  51. I too condem the abuse of elephants but some years ago when I arrived in Thailand I was told that a lot of elephants were being given a “reprieve” from angry farmers for them damaging crops and property. This was by way of using them in the tourist trade. I imagine that would have spurred a demand in elephants then. I am glad something is being done to stop the brutality but now that all these elephants have been given freedom or are being made redundant…what has become of them? Are they all being returned to the jungles? I don’t imagine the sanctuaries could hold them all.

    • Mike, that’s the point. Those freed elephants in the wild are being killed by hunters who look for their skins (check WWF) and sanctuaries need money to keep going (as well as cannot hold everyone).
      The only way an animal, plant or human can go on is to be economicaly important for some one, so I support elephant treking.
      Nice world solutions doesn’t work in Real Life. Have you seen how good are for Rhinos conservation to sell Rhinos Hunting permissions?

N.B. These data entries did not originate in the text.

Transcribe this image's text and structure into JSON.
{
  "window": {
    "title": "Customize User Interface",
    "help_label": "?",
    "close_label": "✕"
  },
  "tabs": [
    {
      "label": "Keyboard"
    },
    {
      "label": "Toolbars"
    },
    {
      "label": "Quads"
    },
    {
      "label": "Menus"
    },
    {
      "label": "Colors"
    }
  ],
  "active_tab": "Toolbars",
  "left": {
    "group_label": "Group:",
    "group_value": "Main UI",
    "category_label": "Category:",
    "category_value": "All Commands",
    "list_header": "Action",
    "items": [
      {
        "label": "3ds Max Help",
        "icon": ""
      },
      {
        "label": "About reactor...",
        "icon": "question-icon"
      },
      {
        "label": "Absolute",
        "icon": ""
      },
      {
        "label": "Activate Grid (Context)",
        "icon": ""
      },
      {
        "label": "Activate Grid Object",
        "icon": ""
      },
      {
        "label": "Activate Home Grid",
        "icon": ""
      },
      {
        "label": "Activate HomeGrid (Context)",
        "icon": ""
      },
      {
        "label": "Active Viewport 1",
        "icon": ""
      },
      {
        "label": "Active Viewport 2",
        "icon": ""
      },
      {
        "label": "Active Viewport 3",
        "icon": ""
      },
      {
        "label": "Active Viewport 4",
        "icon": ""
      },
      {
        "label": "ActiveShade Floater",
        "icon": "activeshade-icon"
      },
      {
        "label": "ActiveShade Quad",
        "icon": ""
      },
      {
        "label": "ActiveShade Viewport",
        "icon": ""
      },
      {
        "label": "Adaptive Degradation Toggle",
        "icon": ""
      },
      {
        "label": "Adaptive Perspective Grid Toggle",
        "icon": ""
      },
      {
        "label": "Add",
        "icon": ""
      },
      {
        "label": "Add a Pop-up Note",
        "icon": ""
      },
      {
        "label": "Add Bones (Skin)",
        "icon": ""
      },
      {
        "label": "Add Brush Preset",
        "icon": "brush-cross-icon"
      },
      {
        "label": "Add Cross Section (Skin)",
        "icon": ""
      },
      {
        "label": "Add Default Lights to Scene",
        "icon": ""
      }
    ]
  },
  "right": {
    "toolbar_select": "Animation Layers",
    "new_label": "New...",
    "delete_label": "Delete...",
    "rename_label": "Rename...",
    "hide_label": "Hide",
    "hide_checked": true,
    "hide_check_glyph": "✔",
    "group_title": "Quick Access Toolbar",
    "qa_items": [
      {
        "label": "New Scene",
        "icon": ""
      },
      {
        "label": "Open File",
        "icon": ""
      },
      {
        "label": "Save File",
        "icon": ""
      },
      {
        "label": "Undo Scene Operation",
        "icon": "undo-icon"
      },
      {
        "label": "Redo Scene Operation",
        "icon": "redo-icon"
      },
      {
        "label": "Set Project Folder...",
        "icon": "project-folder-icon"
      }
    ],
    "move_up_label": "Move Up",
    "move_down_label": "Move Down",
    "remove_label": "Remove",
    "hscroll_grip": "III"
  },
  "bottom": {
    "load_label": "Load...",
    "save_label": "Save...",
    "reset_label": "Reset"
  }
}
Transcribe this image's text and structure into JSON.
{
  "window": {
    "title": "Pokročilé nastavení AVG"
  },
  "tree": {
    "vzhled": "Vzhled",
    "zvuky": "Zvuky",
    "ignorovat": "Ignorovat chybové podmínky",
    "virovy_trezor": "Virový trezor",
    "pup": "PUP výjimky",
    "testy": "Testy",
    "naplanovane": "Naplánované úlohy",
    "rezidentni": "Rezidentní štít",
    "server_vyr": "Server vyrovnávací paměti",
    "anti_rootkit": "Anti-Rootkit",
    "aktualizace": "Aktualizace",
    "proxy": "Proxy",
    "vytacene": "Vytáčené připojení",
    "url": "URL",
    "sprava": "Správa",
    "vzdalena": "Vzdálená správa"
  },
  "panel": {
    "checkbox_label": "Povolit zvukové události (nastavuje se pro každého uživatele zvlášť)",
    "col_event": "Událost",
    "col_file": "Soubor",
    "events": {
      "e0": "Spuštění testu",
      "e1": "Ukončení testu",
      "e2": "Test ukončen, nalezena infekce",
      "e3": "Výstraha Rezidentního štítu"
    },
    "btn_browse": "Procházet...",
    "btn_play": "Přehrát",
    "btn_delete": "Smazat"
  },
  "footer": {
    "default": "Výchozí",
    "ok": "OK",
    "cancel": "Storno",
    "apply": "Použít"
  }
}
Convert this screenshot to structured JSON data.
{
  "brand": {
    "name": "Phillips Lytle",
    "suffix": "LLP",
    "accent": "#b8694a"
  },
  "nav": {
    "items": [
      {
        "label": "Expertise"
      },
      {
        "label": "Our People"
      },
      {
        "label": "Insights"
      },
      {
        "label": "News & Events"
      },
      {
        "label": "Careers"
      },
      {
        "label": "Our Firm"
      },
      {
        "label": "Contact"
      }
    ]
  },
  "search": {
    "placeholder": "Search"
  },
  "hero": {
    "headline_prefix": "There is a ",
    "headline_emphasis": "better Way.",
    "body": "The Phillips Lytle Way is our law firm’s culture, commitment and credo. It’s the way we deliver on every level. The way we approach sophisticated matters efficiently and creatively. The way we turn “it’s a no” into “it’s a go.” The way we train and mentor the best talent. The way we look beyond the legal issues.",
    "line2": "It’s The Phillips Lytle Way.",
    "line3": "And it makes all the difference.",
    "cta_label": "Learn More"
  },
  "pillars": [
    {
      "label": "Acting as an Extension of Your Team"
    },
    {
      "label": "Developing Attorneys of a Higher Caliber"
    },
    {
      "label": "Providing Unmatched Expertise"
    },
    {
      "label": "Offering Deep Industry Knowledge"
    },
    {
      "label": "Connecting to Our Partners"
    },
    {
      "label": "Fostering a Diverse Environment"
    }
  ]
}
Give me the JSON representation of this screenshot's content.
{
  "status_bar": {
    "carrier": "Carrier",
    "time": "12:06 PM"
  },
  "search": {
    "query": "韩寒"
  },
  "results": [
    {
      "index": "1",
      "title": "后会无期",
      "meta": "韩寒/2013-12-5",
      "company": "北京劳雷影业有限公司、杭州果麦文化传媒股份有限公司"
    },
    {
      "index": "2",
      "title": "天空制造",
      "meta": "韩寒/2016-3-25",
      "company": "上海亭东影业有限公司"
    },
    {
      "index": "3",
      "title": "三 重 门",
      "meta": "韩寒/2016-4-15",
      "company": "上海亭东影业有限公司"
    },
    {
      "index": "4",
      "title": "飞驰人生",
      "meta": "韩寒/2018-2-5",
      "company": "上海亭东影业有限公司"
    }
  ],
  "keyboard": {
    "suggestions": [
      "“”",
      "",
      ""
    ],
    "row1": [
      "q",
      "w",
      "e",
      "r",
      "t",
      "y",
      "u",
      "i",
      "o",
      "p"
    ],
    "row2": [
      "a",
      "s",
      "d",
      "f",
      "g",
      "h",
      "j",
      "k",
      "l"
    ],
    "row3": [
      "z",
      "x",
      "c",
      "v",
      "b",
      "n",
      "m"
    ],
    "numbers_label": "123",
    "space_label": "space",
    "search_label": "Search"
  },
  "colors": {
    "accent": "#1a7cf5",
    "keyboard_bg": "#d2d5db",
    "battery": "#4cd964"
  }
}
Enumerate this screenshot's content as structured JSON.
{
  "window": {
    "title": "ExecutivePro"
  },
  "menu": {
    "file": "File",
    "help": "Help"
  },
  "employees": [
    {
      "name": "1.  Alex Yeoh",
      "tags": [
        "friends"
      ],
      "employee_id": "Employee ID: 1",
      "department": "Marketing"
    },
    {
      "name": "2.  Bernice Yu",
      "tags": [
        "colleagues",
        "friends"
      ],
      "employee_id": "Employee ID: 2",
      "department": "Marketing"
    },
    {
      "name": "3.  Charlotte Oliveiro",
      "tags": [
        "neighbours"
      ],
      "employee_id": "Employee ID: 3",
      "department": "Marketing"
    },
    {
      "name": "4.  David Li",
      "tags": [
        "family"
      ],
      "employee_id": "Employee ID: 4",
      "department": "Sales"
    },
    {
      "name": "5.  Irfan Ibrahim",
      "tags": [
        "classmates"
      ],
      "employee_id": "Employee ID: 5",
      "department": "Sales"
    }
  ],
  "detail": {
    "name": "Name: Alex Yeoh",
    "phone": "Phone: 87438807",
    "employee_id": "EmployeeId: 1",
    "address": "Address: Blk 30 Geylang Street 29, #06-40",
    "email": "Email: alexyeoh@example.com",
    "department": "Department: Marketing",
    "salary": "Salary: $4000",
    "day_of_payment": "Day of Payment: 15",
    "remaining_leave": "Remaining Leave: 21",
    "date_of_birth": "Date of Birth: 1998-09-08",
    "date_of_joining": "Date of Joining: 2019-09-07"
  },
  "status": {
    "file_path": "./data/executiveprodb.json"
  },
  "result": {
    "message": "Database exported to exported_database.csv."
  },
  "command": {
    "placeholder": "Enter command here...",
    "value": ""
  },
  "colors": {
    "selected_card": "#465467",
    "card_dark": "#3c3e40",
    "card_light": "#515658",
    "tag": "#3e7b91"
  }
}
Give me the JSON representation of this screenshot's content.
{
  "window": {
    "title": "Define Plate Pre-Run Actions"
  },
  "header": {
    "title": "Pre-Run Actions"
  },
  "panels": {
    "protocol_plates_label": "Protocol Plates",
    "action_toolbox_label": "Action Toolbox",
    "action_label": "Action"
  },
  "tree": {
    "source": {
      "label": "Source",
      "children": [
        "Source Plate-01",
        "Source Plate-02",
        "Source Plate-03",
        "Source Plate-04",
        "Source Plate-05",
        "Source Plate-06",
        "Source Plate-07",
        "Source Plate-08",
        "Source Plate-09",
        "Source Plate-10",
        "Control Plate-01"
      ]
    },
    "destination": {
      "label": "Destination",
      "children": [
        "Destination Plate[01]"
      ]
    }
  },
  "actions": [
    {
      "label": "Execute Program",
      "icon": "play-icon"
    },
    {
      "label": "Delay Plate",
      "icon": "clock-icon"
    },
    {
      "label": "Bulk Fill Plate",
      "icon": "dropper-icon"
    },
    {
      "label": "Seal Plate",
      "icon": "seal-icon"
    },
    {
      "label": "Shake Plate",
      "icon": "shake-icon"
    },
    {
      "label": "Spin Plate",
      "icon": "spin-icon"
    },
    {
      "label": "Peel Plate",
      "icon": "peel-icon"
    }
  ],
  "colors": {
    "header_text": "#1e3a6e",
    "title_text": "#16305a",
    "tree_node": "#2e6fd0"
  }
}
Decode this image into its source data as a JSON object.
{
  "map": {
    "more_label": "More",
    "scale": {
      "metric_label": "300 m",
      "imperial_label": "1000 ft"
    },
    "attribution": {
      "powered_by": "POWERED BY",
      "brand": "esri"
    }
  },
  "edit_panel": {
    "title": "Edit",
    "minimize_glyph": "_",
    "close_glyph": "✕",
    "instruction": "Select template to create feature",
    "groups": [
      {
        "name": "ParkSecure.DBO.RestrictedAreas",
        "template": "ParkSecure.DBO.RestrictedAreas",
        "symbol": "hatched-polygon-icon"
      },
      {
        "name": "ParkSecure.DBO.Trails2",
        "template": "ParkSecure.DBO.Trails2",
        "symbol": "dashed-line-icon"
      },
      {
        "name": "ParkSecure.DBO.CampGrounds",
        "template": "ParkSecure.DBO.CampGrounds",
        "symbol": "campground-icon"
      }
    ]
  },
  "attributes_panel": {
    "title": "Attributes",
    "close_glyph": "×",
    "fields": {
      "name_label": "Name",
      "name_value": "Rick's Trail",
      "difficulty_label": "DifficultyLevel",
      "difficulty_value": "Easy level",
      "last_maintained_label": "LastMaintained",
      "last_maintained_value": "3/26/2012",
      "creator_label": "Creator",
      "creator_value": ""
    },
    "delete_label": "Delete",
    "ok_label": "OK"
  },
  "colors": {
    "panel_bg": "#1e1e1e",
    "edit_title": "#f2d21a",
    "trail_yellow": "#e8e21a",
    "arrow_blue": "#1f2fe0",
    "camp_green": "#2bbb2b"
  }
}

      • Hi David,
        No, that’s not true – a lot of money can be made from the elephant reserves whereby elephants are left to roam in the wild and bathing activities can be held.

        Riding an elephant is NOT necessary. Additionally, removing the elephant from the wild is NOT necessary. Look at Kenya – how much money is made from safari’s and nature parks? Tourists will happily pay for this (much more wonderful) experience.

        The Thai government charges tourists typically 200baht each to enter into a National park regulated by the government. Additionally, I have paid happily 8000baht for a 2-day elephant experience in a sanctuary such as Elephant Nature Park whereby they are living a “wild life” and there is no riding involved. Its possible to make money responsibly, it just depends if tourists can be aware of the options available and aware of the facts.

  52. I am so thankful I read your story. I am in the initial process of planning a trip to Thailand in the next few years and volunteering at an elephant sanctuary is my #1 requirment for the trip. I am glad to have read this and will not be visiting one that allows riding.

  53. SMH. I feel awful as I read this AFTER I had just participated in such a tour. As I was going through the motions of the elephant trek and watched the show, I felt somewhat uneasy, which started right after the guy who was the “elephant guide” stopped at the edge of a ravine and pulled out a box of necklaces to sell for “the welfare of the elephants”.
    In other words, I did everything wrong and when I just chanced on this article, it just confirmed it.
    I am seriously going to make it a point to go to Chiang Mai on my next trip to Thailand and visit the Elephant Sanctuary and make a donation.
    Plus, I am going to share this article as much as possible.
    People need to know.

  54. When I traveled to Thailand 3 years ago our tour company took us to an elephant park guaranteed to provide humane treatment to elephants. I cringed with regret and horror when my
    Mahout clubbed the elephant I was riding with a bull hook. The elephant squealed with pain. I felt so guilty riding this elephant. Then after the ride they showed us elephants painting still lives and landscapes. It’s phony theatricality was disgusting–and to think of the subjugation of these animals. There was nothing humane about the elephant park.

    • When I was a baby, we had elephants in India. My aunt is Parvati Barua, the Elephant Princess. Her father, Lalji is who one of our elephants was named for. He was a bull elephant, very kind. However, when our mahout asked someone to watch him for a moment. they too hot him with the bullhook. Two years later Lalji the Elephant saw the man in a crowd and chased him down, picked him up with his trunk and slammed him into his tusks. The man was impaled and died. They never forget cruelty. To train them with these antiquated punitive methods is asking for tragedy. Lalji died of old age many years later. We had 10 thousand acres then…he could have left, but he didn’t. There is no reason to use force or fear, ever.

  55. Excellent article about elephant rides. Thanks so much for writing this and for caring. Hope people will think twice now before they take a ride.